Over the 6 tracks & 45 minute duration Sey Hollo move from hard, crunchy metal to the more ebb & flow orientated ’traditional’ post-rock … with the odd glimpse of the glockenspiel & some delightful vocal samples thrown in for good measure.
The opening track – “Bunker of Bare Life” – is a full-on rock-out … chunky, metallic rifts and driving percussion that underpin some delightful melody. Heavy but in a good way.
As is – “Haraka Haraka Haina Baraka” – which starts out with multiple glockenspiels or similar sound percussive instruments playing an ear-warming melody before more chunky, crunchy guitars take over. What differentiates this track is the break-down 2+ minutes in where the post-rock aesthetic comes to the fore … the guitars get quieter & the percussion provides some rhythmic respite before things hot up again. I love this touch … it shows a real care for the lover of instrumental rock … it is a real highlight … a moment to hold to before things get crunchy again.
The third track – “Terroture” – starts off with a deliciously dark ambient soundscape … all rattling chains and squealing guitars … before the guitars bring the melody and the track slowly begins to build. The sounds presented build and the guitars really bring a real euphoric cacophony of fuzz to the repeated melody. It is a very pleasurable ride … one that demonstrates all that is great about the post-rock genre … especially at the end with the vocal sample.
The next track – “Lusaka Funeral Association” – is the most unique & decidedly unusual track on the album. It features a foot-stamping percussive sound and a fabulously layered guitar-driven melody. This wall-of-sound underpins another vocal sample … this time, from what I can discern, it features a man discussing the goings-on of the Association mentioned in the title of the track.
It is a euphoric builder of a track … one that climbs and grows in the listener’s consciousness … before exploding in a climactic flurry of crunchy guitars & fuzz … to the wondrous applause of stamping feet. This is truly a belter of a track.
The penultimate track – “Crowds at the End of the World” – is a glorious demonstration of all I love about the post-rock genre: layers of guitars, soft/hard … slow/fast … quiet/loud dynamics, frenetic drumming … it is all there and presented in an exemplary way.
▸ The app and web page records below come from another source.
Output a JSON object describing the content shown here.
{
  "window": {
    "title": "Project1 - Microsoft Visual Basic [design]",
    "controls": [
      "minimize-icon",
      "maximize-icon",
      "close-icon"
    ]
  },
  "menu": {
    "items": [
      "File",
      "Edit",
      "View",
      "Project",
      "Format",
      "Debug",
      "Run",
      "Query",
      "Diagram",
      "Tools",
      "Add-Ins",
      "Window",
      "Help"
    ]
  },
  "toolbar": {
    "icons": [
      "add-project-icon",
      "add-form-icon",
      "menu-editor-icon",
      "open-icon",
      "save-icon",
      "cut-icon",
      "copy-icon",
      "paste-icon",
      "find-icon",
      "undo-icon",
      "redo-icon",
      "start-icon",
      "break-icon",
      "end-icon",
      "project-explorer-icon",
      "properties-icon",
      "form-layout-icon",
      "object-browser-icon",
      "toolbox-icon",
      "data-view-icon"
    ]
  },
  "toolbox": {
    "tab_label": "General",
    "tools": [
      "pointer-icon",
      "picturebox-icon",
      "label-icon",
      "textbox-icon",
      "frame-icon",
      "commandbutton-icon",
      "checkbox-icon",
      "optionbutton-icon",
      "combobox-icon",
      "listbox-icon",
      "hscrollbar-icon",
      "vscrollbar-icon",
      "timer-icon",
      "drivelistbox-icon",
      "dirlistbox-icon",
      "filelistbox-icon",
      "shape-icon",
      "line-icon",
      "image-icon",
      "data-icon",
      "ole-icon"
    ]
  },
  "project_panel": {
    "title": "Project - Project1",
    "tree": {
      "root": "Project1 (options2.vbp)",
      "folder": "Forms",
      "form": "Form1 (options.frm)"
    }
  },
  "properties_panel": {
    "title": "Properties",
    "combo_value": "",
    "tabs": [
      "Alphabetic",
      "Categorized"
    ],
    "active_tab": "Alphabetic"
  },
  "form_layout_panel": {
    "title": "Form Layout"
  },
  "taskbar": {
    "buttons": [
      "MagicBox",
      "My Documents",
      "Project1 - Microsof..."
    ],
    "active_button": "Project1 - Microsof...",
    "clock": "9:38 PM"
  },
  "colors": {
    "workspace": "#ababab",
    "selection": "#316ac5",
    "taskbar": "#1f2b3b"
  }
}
The last track – “Jimmy’s” – presents me with a dilemma … it is almost the antithesis of all that has come before it … initially sparse with a piano motif & a vocal sample … a melody begins to be played on a piano, accompanied by an acoustic guitar. The track builds in intensity … with some seriously good piano-playing to be heard … before it dissolves into static and just kind of fades away.
My dilemma is this – I want to hear more music from Sey Hollo that is like the last track. Don’t get me wrong, “Kombinat” by Sey Hollo is a really good post-rock-with-a-metallic-flavouring album … but, as demonstrated in “Jimmy’s”, there is so much more to Sey Hollo than crunchy guitars and instrumental rock soundscapes. I like variety when I can get it and this track showed that it is possible.
Laying aside my dilemma, I think “Kombinat” by Sey Hollo is a good release from a talented band on an exemplary label … and I would love to hear more from them.